especially in patients with elevated prolactin.
While we don’t think of this as a typical imaging modality
to assess the genitourinary tract,
oftentimes patients will get a DEXA scan
to see if they have any compromising of their bone mineral density
as some of these conditions may result in those problems.
One way to assess secondary amenorrhea
is to do a progesterone challenge test.
In this test, we administer oral progesterone for five to ten days.
And then, we look for signs of withdrawal bleeding
after that medicine is stopped.
So, a positive test is any bleeding
that happens more than light spotting
that occurs within two weeks after they stop the progesterone.
And it will usually occur between two and seven days
after that progesterone is finished.
So, how do we interpret this test? If there is bleeding,
that means that the endometrium has been primed by estrogen.
This patient likely has anovulation.

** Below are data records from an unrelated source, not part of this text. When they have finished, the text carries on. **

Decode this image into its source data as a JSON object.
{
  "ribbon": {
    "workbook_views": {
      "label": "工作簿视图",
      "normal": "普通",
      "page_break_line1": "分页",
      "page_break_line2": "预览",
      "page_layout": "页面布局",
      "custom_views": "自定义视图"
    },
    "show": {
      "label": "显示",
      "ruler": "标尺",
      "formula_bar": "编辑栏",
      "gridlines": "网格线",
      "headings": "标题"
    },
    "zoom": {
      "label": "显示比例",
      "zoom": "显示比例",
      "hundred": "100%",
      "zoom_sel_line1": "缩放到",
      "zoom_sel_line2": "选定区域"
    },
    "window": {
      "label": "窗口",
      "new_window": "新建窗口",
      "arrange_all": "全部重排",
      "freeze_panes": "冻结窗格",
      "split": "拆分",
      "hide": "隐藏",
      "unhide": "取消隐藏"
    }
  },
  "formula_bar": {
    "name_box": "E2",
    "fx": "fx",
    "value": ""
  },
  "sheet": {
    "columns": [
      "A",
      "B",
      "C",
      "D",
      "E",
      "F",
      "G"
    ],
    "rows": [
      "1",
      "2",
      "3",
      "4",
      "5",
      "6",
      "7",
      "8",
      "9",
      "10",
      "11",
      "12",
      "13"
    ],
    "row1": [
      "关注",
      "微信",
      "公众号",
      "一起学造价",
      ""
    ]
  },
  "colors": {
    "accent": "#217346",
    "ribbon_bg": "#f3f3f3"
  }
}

So we should consider
the possibility of polycystic ovarian syndrome.
If the patient has no bleeding, we now have to
think about evaluating for an HPO axis insufficiency.
And we should also consider outflow tract obstruction
through some structural problem.
So when we treat patients, we want to treat
the underlying etiology of the secondary amenorrhea.
We should think about nutrition counseling
in patients who are having eating disorders.
We should think about
endocrinology referral or gynecologic referral
depending on whether we suspect there is a
primary endocrinologic problem like a problem in the HPO axis
versus a gynecologic problem like an obstruction of outflow tract.
Consider psychologic interview for
eating disorders and psychosocial stressors.
This is a common cause of secondary amenorrhea in children
especially children who are more affluent,
living in the suburbs where we see a lot of eating disorders.
Consider OCP therapy as a way of regulating the cycle and getting
things back on track again in certain applicable individuals.
How can we treat PCOS?
Well, with polycystic ovarian syndrome,
which is associated with patients who are a little bit overweight
and have multiple cysts going through their ovaries
and they sometimes have hirsutism as well,
we generally will treat these patients
with oral contraceptive pills.
This restores a regular menstrual cycle and it also
decreases the testosterone that they have in their system.
We will use OCPs because they can
protect against endometrial hyperplasia.
When we’re choosing our oral contraceptive pill,
practitioners may choose a drug
that has drospirenone as the progestin component
because of its antiandrogenergic properties.
In addition to oral contraceptive pills, we will often
provide insulin sensitizing-agents such as metformin.
Metformin is also used in type II diabetes
or the metabolic syndrome.
This drug will decrease circulating androgens.
It may improve reproductive function
and it can improve metabolic complications,
thus maybe help with a bit with weight loss.
So, that’s my review of secondary amenorrhea
in adolescent girls. Thanks for your time.